One of the hardest tasks for robots in the 2013 Defense Advanced Research Projects Agency (DARPA) Robotics Challenge Trials was driving. During the DRC Finals in June, the 25 competing robots and teams will face the driving task again, and this time it will be even more difficult.
The DRC Finals are meant to mimic real disaster-response situations in which robots would use real tools. Robots will be challenged to drive the Polaris vehicle on a roadway and weave their way around obstacles. This year, teams can score an additional point by having their robots successfully exit the vehicle, a tricky task for a robot. For the teams that attempt it, this task is bound to be one of the most challenging in the DRC.
The benefits of Cooperative Research and Development Agreements (CRADAs) such as these extend beyond individual events or programs. In this case, data generated by the robots and their human operators will be collected to improve potential future use of robots and vehicles in these types of situations by both industry and government.
In the early stages of recent disasters, it became clear there were limitations to what mitigation steps humans could take due to dangerous conditions. This DARPA Robotics Challenge was created to spur development of robotic technology that can help humans tobetter respond to future disasters. The Challenge Finals will have robots perform a number of tasks in a continuous course, simulating what might be encountered in a real disaster situation.

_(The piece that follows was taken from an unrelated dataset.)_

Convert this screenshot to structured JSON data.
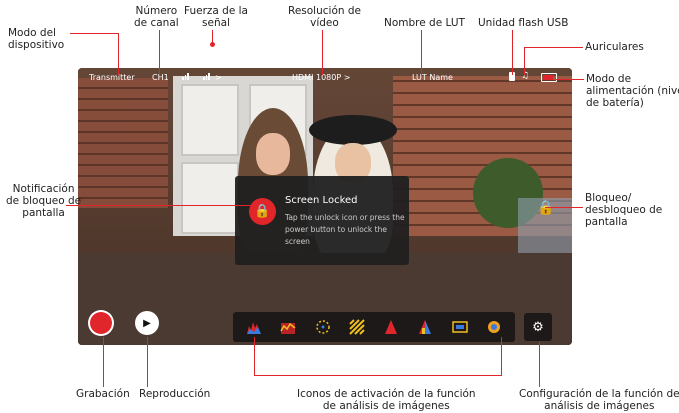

Polaris Industries Inc. announced that its limited edition DARPA Polaris RANGER XP 900 EPS and GEM electric vehicles will be used as part of the DARPA Robotics Challenge (DRC) Finals June 5-6 at the Fairplex, in Pomona, California.
The company said “DARPA will use the RANGER XP 900 EPS in one of the most difficult tasks to help demonstrate a robot’s ability to operate and to egress from a vehicle, since they are among the tools commonly on hand in disaster zones. The Polaris RANGER XP 900 is one of the best-selling vehicles in its class and widely used around the world with disaster-relief organizations such as the National Guard, Salvation Army and other first responders.”
“We are excited to continue our relationship with DARPA after the successful DRC Trials in 2013,” said Rich Haddad, general manager of Polaris Defense. “Off-road vehicles are some of the most useful vehicles in disaster relief, and our specialized RANGER vehicles were built to accommodate the robots and provide mobility for the driving task. In the future, the versatility of the RANGER platform would allow a robot to transport tools, equipment, supplies and power around a disaster site, while traversing the difficult terrain often found in disaster situations.”
Polaris has worked with each selected team to be sure the Limited Edition DARPA RANGER XP 900 EPS physically accommodates their robots. This meant removing the front part of the rollover protection structure to accommodate larger robots, and adjusting throttle controls for others. The vehicles also feature a bench seat and tilt steering to provide ample room for robots to operate them. In addition, all of the vehicles were customized with safety features to keep the robots—and spectators—out of harm’s way. The new technology allows DRC officials to slow a vehicle at a controlled speed to keep the robots safely inside.
The DRC Trials occurred December 20-21, 2013, at the Homestead-Miami Speedway, where teams guided their robots through eight individual, physical tasks. One of the toughest of the eight tasks used the custom RANGER XP 900 EPS to help demonstrate the robots’ ability to operate vehicles, since they are among the tools commonly on hand in disaster zones. The driving task during the finals will require robots to drive the Limited Edition DARPA RANGER XP 900 EPS on a roadway and weave its way around obstacles. The robots also will have to egress the vehicle and attempt to intervene in a mockup disaster site where humans cannot perform tasks due to danger.
The winning team for the DRC overall will receive a $2 million grand prize; DARPA plans to award $1 million to the runner-up and $500,000 to the third-place team.
For the trials and finals, Polaris customized the Limited Edition DARPA RANGER XP 900 EPS so it was an extremely capable mobility platform for human or robot drivers. The vehicles feature a remote SafeStop electronic throttle kill, brake actuation technology, a 1,000-lb capacity bed for the robot’s power supply; and inside the cab, a bench seat and tilt steering for ample room for robots to operate the vehicle. To maneuver the diverse types of terrains encountered in disasters without running the risk of flats, the vehicles are also equipped with TERRAINARMOR airless tires.
“The purpose-built DARPA RANGERs are part of our continuing effort to lead the way in creating extremely-capable off-road vehicle platforms that are plug-and-play for the robotics companies,” Haddad said. “This means incorporating by-wire control technology and helping to provide information about the vehicles to make safe autonomous operation possible.With all of this, autonomy companies can more easily integrate the needed hardware and software for unmanned, optionally-manned and tele-operated off-road vehicles.”
Along with the RANGER XP 900 EPS, Polaris GEM vehicles will be used during the challenge.